■ **What is being asked**
Each line of the data below containing "훈련과정" needs to be listed.

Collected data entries
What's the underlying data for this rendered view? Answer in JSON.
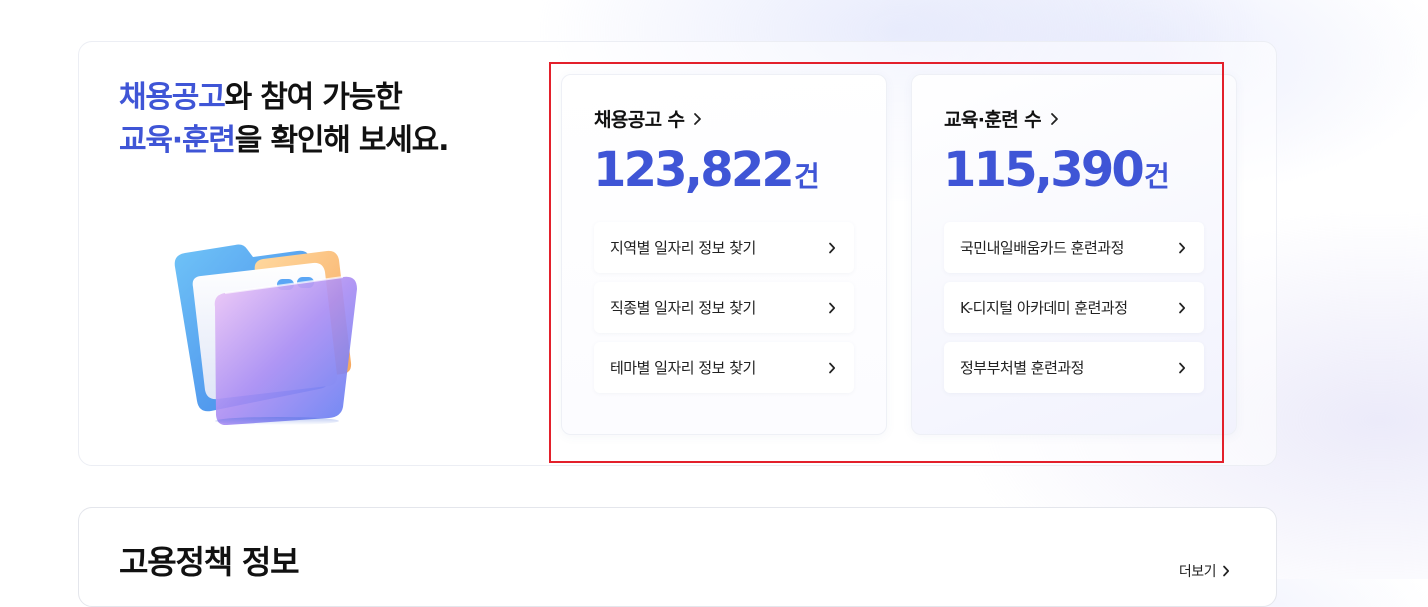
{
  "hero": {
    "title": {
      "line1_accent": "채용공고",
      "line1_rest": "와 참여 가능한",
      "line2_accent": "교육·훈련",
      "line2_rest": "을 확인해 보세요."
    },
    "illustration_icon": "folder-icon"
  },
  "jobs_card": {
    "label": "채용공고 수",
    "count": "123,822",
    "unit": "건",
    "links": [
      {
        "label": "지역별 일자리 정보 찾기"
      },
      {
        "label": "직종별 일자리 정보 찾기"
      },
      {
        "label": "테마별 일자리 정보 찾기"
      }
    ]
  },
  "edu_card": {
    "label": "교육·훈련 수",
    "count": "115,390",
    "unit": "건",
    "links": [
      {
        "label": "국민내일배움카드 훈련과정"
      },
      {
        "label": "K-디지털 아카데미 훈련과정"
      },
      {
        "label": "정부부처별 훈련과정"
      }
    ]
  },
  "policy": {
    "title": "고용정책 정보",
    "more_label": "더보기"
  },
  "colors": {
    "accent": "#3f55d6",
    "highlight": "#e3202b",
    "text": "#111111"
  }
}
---
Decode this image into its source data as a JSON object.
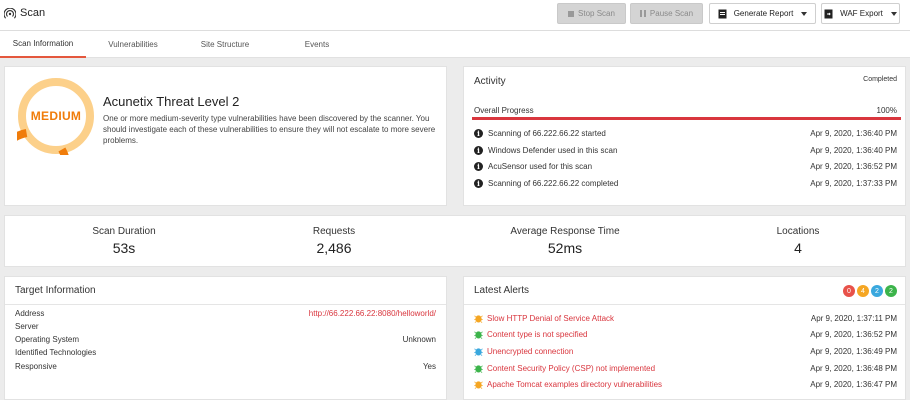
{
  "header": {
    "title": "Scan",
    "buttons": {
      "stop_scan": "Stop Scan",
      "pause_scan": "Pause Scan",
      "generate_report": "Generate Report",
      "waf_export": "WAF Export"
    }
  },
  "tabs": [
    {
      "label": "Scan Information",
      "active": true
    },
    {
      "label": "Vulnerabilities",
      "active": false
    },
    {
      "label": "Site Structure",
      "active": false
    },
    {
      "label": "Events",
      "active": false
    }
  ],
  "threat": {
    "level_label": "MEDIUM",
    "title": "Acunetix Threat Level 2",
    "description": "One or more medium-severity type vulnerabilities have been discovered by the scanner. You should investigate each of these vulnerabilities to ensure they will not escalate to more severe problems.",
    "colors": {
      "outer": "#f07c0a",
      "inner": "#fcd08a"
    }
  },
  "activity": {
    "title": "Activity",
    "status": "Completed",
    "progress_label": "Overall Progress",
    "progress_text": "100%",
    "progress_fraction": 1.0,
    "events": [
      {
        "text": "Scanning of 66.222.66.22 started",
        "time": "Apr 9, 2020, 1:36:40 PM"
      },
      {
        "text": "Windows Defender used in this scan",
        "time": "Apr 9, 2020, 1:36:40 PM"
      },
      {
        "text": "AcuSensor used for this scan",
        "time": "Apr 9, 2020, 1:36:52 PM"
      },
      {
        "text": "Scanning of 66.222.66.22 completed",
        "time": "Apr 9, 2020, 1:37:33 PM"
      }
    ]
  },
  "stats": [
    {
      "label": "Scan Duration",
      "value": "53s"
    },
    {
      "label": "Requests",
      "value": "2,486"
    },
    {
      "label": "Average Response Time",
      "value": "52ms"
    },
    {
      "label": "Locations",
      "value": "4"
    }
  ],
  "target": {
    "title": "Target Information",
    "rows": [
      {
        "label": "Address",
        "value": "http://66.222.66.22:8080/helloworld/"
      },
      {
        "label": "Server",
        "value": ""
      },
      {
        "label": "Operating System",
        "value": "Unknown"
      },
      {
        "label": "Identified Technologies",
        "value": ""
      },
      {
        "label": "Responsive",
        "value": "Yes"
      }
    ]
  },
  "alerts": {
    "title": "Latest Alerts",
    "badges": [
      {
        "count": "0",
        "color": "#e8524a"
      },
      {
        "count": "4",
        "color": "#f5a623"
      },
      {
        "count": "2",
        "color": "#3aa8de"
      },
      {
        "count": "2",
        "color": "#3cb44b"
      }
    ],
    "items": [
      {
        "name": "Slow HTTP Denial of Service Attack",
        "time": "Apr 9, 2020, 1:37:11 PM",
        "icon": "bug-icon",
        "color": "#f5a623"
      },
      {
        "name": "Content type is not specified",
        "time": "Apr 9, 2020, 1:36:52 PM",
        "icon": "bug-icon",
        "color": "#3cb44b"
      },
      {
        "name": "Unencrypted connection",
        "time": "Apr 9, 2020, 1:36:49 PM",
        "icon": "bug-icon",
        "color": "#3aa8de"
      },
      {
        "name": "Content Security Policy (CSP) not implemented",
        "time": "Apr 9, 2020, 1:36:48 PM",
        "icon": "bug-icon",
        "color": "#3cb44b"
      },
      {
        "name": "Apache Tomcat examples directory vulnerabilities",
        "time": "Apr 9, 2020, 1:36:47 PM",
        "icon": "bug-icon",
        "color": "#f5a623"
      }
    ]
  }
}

■ **Solution to the exercise**
        "label": "국민내일배움카드 훈련과정"
        "label": "K-디지털 아카데미 훈련과정"
        "label": "정부부처별 훈련과정"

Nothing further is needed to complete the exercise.